[Start of section]

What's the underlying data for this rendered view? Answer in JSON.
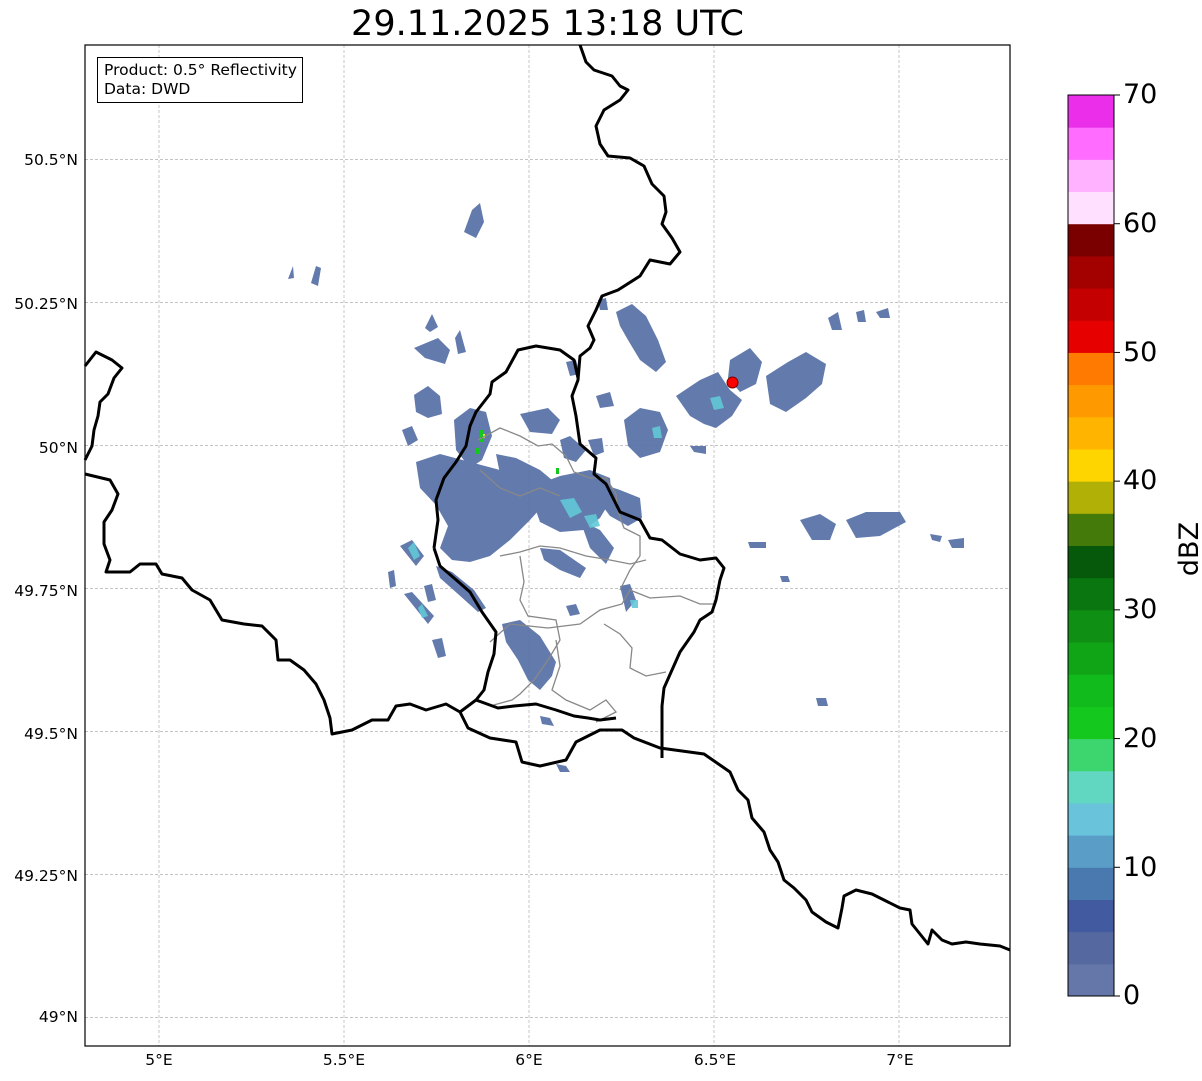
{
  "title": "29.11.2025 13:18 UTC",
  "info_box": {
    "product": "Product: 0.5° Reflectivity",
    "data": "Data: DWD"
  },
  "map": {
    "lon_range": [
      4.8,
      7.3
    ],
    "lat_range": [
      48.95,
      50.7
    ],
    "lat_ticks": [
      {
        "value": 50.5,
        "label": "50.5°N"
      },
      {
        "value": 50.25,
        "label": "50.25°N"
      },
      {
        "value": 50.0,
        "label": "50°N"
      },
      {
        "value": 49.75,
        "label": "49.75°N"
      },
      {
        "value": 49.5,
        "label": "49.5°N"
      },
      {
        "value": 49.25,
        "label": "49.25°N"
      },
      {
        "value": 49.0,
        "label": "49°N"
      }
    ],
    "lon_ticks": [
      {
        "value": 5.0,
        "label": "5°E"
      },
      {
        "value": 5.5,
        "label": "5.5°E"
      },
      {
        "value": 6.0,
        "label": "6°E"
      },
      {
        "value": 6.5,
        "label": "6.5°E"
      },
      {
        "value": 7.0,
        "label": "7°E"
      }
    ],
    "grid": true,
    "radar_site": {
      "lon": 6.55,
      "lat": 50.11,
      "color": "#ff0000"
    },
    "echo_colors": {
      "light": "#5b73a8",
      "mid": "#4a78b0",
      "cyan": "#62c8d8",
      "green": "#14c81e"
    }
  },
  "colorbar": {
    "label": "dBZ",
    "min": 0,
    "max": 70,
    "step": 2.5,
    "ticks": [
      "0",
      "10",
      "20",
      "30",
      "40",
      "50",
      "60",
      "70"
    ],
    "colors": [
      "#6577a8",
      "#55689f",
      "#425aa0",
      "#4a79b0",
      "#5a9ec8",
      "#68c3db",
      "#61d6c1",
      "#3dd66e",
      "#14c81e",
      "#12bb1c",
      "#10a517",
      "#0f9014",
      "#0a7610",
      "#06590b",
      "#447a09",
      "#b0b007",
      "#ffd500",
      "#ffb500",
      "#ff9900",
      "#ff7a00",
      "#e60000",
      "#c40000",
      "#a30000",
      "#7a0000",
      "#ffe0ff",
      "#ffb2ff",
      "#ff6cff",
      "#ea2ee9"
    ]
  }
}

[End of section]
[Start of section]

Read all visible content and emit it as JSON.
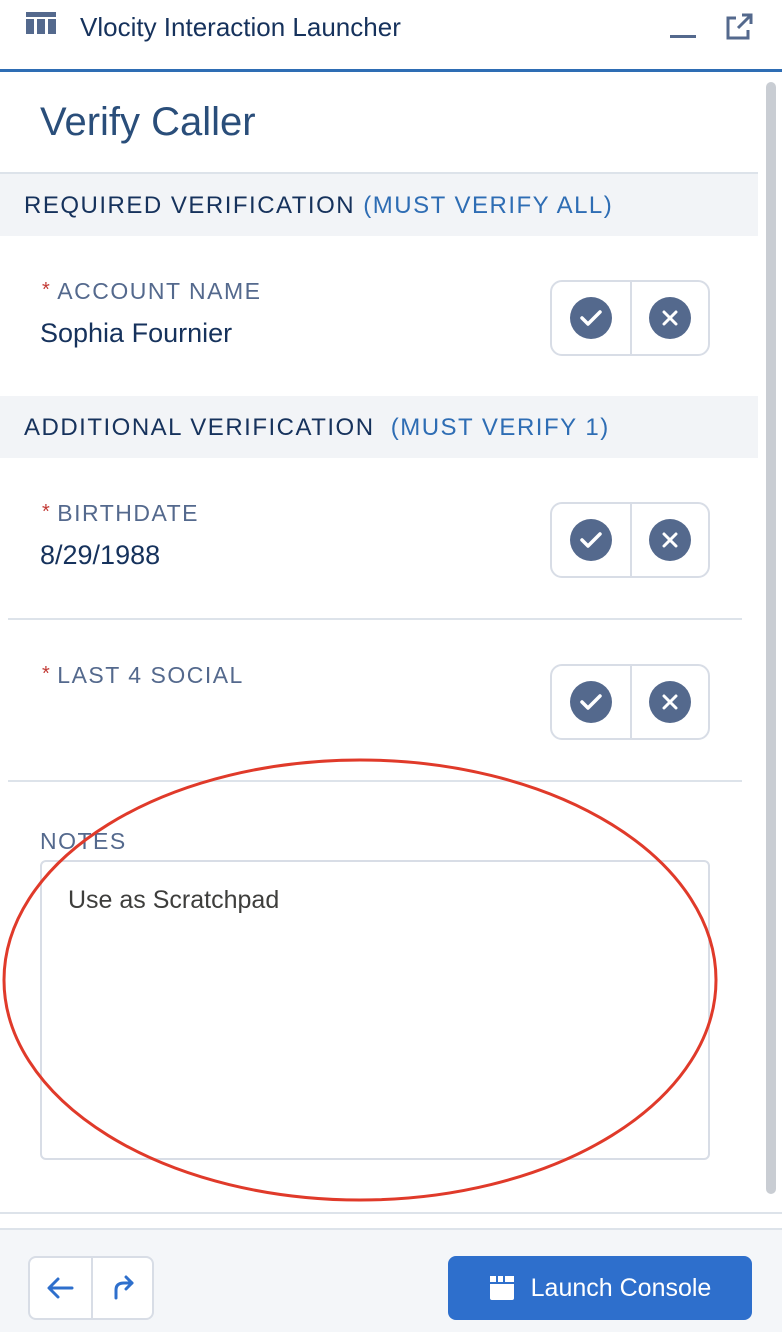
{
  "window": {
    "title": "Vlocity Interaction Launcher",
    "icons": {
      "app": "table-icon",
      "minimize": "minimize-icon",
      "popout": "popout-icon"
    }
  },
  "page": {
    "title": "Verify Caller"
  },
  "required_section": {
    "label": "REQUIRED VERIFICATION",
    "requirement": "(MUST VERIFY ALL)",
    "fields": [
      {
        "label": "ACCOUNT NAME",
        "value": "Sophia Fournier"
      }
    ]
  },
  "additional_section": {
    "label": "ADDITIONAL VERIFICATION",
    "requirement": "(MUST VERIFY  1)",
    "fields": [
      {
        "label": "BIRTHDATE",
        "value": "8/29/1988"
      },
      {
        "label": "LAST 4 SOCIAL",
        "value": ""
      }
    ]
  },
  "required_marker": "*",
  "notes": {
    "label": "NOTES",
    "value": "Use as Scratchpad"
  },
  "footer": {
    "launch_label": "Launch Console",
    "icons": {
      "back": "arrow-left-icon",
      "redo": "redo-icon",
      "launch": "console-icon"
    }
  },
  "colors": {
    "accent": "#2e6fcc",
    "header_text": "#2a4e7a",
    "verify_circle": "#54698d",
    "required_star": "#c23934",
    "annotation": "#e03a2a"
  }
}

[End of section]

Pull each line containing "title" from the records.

→ **RESPONSE**:
  "title": "29.11.2025 13:18 UTC",
    "title": "Vlocity Interaction Launcher",
    "title": "Verify Caller"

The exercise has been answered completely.